TASK BRIEF: Exactly as they appear, set down all of the records.

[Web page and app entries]
###

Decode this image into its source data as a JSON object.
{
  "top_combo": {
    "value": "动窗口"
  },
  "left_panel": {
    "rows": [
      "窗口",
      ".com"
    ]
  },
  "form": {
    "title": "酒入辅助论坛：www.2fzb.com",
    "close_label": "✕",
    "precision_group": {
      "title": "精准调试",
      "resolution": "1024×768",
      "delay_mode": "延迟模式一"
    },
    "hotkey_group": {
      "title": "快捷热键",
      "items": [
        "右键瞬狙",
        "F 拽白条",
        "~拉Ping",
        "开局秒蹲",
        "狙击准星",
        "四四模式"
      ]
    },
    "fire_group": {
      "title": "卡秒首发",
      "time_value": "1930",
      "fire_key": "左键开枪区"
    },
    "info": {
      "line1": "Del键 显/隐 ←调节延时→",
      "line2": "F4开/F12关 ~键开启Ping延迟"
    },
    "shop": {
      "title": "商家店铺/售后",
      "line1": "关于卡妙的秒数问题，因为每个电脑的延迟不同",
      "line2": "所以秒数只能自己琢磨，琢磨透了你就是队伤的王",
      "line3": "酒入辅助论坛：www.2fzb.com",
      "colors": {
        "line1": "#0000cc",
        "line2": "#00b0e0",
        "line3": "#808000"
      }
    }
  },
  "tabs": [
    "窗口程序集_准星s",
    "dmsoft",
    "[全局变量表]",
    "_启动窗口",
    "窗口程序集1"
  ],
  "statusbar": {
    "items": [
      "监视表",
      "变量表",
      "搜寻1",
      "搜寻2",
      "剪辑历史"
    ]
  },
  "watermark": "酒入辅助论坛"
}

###

PROBLEM SOLUTION:
Decode this image into its source data as a JSON object.
{
  "top_combo": {
    "value": "动窗口"
  },
  "left_panel": {
    "rows": [
      "窗口",
      ".com"
    ]
  },
  "form": {
    "title": "酒入辅助论坛：www.2fzb.com",
    "close_label": "✕",
    "precision_group": {
      "title": "精准调试",
      "resolution": "1024×768",
      "delay_mode": "延迟模式一"
    },
    "hotkey_group": {
      "title": "快捷热键",
      "items": [
        "右键瞬狙",
        "F 拽白条",
        "~拉Ping",
        "开局秒蹲",
        "狙击准星",
        "四四模式"
      ]
    },
    "fire_group": {
      "title": "卡秒首发",
      "time_value": "1930",
      "fire_key": "左键开枪区"
    },
    "info": {
      "line1": "Del键 显/隐 ←调节延时→",
      "line2": "F4开/F12关 ~键开启Ping延迟"
    },
    "shop": {
      "title": "商家店铺/售后",
      "line1": "关于卡妙的秒数问题，因为每个电脑的延迟不同",
      "line2": "所以秒数只能自己琢磨，琢磨透了你就是队伤的王",
      "line3": "酒入辅助论坛：www.2fzb.com",
      "colors": {
        "line1": "#0000cc",
        "line2": "#00b0e0",
        "line3": "#808000"
      }
    }
  },
  "tabs": [
    "窗口程序集_准星s",
    "dmsoft",
    "[全局变量表]",
    "_启动窗口",
    "窗口程序集1"
  ],
  "statusbar": {
    "items": [
      "监视表",
      "变量表",
      "搜寻1",
      "搜寻2",
      "剪辑历史"
    ]
  },
  "watermark": "酒入辅助论坛"
}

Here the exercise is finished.